The COVID-19 Pandemic and European Security: Between Damages and Crises

The COVID-19 Pandemic and European Security: Between Damages and Crises

The COVID-19 pandemic will negatively affect the defence field from a budgetary, industrial and politico-strategic point of view, particularly in Europe. Depending on the pandemic’s duration, its economic consequences and national and EU responses, effects may range from contained damages to a much wider European security crisis.

International Order and the European Project in Times of COVID19

International Order and the European Project in Times of COVID19

COVID19, the disease caused by the new coronavirus that has rapidly turned into a pandemic, could be the proverbial straw that breaks the camel’s back. The international liberal order, as well as the European Union within it, has been in trouble for years now. The EU has been shaken by the successive Eurozone and migration crises, while its surrounding regions were spiralling into conflict and outright collapse. COVID19 could be the final nail in the coffin of a rules-based international order and the European project within it. But it could also give birth to a new phoenix rising from its ashes. Much will depend on how Europe, both internally and internationally, will confront this epochal crisis.

A shock that shakes our certainties about the resilience of our societies: what international responses?

A shock that shakes our certainties about the resilience of our societies: what international responses?

Right in the middle of the crisis, Europe is in a state of shock. Italy, Spain and France, in particular, are experiencing an extremely deep sadness and a sense of powerlessness to help the most vulnerable, especially the elderly in our societies, despite health and social protection systems that could generally be considered better endowed and better organised than in other parts of the world. This deep moral distress goes beyond the question of how effectively different Governments have managed the crisis, and beyond questioning the policies that have undermined these social systems, although both questions will remain legitimate when it comes to learning the lessons of the crisis. The extreme vulnerability of the most fragile is bursting into our lives and into the public debate in industrialised countries.

The health crisis is shifting the lines between science, politics and society: getting a clearer picture

The health crisis is shifting the lines between science, politics and society: getting a clearer picture

Scientists are particularly exposed in the current health crisis, where governments are using their advice to consolidate their decisions. Thus summoned as experts, also by the media, they find themselves both placed in collective responsibility, as is the case with the scientific council mobilised around the French government, and exposed individually. They also constitute a reference point, to which one can refer in order to gradually build up, as a citizen, an understanding of the situation. The role of science within society and in relation to the major political decisions that have to be made is thus extremely active, in various configurations, and subject to multiple pressures.
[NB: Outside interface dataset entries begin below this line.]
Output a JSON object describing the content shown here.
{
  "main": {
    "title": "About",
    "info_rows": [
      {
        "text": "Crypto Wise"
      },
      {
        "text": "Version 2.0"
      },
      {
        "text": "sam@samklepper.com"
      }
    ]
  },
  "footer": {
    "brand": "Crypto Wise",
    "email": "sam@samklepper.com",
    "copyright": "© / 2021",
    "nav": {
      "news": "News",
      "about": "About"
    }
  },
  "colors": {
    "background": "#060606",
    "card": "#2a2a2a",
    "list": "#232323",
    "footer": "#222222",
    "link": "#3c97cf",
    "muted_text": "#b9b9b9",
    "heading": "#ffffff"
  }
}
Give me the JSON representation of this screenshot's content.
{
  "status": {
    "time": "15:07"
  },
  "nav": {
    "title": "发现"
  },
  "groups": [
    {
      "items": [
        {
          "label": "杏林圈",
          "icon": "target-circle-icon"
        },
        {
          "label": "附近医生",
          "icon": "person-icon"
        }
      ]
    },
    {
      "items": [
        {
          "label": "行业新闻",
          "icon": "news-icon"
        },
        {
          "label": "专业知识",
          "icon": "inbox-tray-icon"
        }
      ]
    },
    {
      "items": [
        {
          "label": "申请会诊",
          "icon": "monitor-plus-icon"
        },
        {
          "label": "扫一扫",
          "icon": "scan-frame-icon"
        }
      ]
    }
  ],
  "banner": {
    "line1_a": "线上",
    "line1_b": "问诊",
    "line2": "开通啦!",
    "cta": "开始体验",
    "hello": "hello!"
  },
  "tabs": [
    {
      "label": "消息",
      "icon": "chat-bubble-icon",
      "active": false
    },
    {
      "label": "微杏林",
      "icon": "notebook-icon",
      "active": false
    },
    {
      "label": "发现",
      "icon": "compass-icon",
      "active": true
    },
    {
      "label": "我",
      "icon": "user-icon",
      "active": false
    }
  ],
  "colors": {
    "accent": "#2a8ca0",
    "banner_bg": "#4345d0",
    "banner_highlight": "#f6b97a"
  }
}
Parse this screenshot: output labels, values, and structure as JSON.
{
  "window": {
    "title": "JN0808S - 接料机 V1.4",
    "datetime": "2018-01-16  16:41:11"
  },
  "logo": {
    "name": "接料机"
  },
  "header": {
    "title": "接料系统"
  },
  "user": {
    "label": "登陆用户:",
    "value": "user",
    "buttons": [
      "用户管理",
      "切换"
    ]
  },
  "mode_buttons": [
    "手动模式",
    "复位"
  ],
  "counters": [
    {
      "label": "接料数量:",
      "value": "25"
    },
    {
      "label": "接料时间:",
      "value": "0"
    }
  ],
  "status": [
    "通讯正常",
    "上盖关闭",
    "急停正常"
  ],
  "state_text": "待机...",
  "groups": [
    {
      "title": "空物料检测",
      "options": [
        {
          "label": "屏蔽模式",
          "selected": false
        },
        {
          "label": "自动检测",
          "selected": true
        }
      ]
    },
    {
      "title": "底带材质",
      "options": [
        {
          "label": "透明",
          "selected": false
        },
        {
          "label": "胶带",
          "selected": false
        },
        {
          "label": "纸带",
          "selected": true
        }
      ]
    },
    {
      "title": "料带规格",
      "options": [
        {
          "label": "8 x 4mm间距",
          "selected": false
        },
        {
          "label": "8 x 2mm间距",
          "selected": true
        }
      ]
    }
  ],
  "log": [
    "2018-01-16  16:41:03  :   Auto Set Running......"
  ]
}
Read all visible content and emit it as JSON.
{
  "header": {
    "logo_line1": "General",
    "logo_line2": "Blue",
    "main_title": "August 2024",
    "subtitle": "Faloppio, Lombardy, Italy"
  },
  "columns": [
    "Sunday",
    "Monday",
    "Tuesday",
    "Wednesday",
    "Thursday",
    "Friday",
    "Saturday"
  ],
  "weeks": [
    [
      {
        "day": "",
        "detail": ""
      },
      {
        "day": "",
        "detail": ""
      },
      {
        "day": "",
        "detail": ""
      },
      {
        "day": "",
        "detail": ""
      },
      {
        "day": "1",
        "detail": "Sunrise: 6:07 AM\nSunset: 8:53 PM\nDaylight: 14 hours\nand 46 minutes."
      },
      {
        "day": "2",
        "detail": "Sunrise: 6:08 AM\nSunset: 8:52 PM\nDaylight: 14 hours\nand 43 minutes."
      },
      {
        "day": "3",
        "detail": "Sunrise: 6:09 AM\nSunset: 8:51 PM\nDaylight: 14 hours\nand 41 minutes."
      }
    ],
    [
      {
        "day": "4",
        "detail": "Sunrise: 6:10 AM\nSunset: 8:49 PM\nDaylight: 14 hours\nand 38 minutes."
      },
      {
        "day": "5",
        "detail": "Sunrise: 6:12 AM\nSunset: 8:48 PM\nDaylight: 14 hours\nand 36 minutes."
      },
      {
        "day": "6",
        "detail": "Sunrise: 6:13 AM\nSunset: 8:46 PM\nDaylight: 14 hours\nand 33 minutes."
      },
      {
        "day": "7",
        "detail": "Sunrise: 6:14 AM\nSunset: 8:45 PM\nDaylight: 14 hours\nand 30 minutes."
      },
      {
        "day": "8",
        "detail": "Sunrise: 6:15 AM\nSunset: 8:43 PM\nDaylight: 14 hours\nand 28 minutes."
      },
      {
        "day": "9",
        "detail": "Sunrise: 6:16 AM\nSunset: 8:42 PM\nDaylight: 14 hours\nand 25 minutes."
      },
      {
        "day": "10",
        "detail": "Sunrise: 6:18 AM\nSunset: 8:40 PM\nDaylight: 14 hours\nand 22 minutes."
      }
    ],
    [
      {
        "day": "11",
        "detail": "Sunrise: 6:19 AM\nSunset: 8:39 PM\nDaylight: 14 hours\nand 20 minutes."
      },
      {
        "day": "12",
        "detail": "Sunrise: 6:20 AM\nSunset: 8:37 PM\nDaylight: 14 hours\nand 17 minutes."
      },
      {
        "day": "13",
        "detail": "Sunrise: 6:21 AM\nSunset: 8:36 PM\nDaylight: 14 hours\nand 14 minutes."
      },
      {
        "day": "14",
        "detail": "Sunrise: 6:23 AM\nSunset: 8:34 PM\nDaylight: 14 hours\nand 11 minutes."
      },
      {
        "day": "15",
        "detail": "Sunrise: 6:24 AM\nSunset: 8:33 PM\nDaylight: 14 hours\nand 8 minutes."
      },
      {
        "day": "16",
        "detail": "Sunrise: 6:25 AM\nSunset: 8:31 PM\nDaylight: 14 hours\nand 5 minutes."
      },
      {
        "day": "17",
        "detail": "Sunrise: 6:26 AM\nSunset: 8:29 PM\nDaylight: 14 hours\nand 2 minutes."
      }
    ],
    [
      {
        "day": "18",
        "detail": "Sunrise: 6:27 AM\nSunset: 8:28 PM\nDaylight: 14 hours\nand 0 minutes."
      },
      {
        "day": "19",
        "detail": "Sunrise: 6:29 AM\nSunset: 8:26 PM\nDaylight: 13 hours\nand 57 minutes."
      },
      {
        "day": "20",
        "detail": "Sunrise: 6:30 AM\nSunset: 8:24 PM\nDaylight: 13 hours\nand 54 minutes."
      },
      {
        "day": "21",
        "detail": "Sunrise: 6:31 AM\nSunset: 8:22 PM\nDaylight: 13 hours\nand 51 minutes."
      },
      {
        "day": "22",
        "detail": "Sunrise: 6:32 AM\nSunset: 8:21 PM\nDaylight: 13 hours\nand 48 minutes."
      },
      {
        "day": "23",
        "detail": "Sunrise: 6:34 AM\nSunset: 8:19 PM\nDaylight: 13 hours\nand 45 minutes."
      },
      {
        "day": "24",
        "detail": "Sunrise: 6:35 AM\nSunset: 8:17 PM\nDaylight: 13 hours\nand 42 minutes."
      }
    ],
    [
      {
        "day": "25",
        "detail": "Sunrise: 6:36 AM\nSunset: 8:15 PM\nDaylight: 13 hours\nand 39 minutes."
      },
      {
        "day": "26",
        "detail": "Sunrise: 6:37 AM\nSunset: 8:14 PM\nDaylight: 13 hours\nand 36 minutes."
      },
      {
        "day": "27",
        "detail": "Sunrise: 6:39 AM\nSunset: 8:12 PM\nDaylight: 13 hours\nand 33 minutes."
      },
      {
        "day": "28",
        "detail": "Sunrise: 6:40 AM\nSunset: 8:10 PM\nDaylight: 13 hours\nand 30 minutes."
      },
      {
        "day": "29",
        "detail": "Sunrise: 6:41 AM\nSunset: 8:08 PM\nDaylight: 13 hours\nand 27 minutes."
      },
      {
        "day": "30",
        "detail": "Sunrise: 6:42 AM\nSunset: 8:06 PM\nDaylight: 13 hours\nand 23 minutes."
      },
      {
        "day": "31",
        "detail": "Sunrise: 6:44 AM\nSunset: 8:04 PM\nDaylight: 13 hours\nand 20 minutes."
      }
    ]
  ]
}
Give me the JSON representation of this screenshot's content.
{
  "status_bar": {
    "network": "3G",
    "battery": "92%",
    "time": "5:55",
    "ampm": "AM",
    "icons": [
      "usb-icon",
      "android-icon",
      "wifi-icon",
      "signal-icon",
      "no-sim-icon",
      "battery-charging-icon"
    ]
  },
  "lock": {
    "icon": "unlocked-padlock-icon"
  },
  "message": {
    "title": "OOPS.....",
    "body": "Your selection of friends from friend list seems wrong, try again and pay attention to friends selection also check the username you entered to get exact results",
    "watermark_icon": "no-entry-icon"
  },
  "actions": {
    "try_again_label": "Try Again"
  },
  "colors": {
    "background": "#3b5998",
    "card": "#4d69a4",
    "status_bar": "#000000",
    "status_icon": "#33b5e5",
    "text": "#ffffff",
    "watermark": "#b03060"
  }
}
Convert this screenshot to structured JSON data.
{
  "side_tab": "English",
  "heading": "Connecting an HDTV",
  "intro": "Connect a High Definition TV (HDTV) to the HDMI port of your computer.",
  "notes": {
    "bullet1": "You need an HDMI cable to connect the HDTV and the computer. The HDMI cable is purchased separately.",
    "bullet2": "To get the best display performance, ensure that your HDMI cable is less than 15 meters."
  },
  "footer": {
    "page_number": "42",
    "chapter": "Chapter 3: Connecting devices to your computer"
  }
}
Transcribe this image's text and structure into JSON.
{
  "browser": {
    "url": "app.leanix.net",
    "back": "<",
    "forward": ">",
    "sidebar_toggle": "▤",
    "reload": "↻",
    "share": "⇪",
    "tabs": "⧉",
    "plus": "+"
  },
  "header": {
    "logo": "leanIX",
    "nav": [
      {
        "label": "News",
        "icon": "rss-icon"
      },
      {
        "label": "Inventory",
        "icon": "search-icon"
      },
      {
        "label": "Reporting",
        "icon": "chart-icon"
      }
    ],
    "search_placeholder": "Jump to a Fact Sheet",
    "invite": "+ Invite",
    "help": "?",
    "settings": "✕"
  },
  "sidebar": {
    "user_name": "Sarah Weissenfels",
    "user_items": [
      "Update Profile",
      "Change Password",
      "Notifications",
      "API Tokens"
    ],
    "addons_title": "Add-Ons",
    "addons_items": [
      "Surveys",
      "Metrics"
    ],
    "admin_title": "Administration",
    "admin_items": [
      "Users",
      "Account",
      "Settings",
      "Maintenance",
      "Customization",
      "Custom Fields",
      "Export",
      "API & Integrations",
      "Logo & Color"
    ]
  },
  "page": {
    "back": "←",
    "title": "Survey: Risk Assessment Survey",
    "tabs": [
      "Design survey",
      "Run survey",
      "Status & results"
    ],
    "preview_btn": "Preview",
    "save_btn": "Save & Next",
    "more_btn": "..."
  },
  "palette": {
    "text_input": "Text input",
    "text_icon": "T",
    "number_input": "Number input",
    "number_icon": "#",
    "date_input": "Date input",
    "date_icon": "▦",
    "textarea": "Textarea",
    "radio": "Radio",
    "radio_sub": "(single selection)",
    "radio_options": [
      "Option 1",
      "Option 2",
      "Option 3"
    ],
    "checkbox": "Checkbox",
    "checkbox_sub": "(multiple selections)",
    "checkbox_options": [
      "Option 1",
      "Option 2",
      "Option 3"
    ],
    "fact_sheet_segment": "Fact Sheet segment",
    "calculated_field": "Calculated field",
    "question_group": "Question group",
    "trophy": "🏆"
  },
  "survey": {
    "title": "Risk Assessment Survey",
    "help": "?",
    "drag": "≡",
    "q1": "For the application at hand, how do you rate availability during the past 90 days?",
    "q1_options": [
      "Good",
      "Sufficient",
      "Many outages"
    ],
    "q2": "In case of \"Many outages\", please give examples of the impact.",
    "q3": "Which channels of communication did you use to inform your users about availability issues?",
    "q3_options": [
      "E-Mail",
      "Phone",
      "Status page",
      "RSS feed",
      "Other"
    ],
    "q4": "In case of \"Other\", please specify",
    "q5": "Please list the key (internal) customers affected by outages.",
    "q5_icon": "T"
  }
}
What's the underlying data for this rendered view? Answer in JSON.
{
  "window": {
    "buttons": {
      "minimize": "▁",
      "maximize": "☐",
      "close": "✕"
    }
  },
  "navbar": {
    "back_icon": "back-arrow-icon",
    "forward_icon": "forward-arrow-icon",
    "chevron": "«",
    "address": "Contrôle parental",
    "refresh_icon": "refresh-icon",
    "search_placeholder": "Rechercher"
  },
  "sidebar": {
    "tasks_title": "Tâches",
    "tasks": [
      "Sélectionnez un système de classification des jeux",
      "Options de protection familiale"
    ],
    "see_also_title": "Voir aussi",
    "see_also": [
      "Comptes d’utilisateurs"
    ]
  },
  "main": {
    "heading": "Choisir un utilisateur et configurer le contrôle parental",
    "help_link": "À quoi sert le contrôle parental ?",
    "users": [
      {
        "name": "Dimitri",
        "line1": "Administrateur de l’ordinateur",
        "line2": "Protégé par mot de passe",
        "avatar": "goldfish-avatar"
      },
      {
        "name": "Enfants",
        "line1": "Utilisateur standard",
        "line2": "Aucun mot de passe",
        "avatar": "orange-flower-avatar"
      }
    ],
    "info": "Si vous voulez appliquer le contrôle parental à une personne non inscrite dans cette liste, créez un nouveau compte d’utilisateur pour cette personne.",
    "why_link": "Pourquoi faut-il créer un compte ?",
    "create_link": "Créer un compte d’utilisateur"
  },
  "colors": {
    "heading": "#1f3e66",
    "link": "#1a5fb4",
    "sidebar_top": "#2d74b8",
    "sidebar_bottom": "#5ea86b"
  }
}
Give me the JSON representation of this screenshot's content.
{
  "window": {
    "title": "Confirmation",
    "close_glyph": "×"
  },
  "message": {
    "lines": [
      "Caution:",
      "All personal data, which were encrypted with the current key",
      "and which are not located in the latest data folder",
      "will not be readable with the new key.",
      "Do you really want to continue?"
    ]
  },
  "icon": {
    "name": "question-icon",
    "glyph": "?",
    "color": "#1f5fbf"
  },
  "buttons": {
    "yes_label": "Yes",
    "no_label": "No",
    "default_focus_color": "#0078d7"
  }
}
Contagious collaboration? The Covid-19 crisis as a catalyst for global governance and sustainability

Contagious collaboration? The Covid-19 crisis as a catalyst for global governance and sustainability

Pandemic prevention and containment is a global public good, and its provision requires increased global coordination as well as adaptive, temporary, and coordinated decoupling. Cooperation can tackle cross-border health threats more effectively if well-known difficulties in coordination mechanisms, global governance and financing are addressed.

Pockets of effectiveness. What we can learn from and about africa in the corona crisis

Pockets of effectiveness. What we can learn from and about africa in the corona crisis

Is Africa defenceless in the face of the corona pandemic? This would appear to be self-evident, as even health care systems far better equipped than those of many African countries are currently on the verge of collapse. Nonetheless, such a conclusion is premature. In part, some African countries are even better prepared for pandemics than Europe and the United States. Nigeria’s success in fighting its 2014 Ebola outbreak illustrates why that is the case and what lessons wealthier countries and the development cooperation community can learn from it.

Curb your enthusiasm: Corona may slow down multilateral process, but must not derail global climate policy

This is not to downplay the urgency of addressing the immediate impacts of the Corona crisis, but to turn towards a sustainable way forward that avoids the dead ends of apparent quick-fix solutions. Short-term economic impacts, as a result of Corona containment policies, are unavoidable. Yet, the very reason why climate action was not pushed forward hitherto was due to concerns on short-term economic impacts, notwithstanding the prospect of substantial gains in the long-run. Hence, the current disruptions should help rather than hinder policy adjustments and investments that pursue emissions reductions and a responsible use of natural resources while at the same time creating decent jobs and stimulating economic growth.

Catalyst for global sustainability. Coronavirus as an opportunity for international cooperation.

Catalyst for global sustainability. Coronavirus as an opportunity for international cooperation.

The novel coronavirus is keeping the world in suspense. Infection rates are rising exponentially in many countries. The isolated and lock-down measures taken by numerous states are having a massive impact on virtually all areas of economic and social life. They go hand in hand with a growing sense of uncertainty among the general public.

Migration, mobility and COVID-19 – A tale of many tales

Migration, mobility and COVID-19 – A tale of many tales

The crisis sparked by the COVID-19 pandemic has overshadowed existing migration debates in Europe, yet is inextricably linked with mobility and movement and its governance within the EU and globally. The current situation reveals the complexities of migration debates, pushing aside current, unearthing old and raising new questions.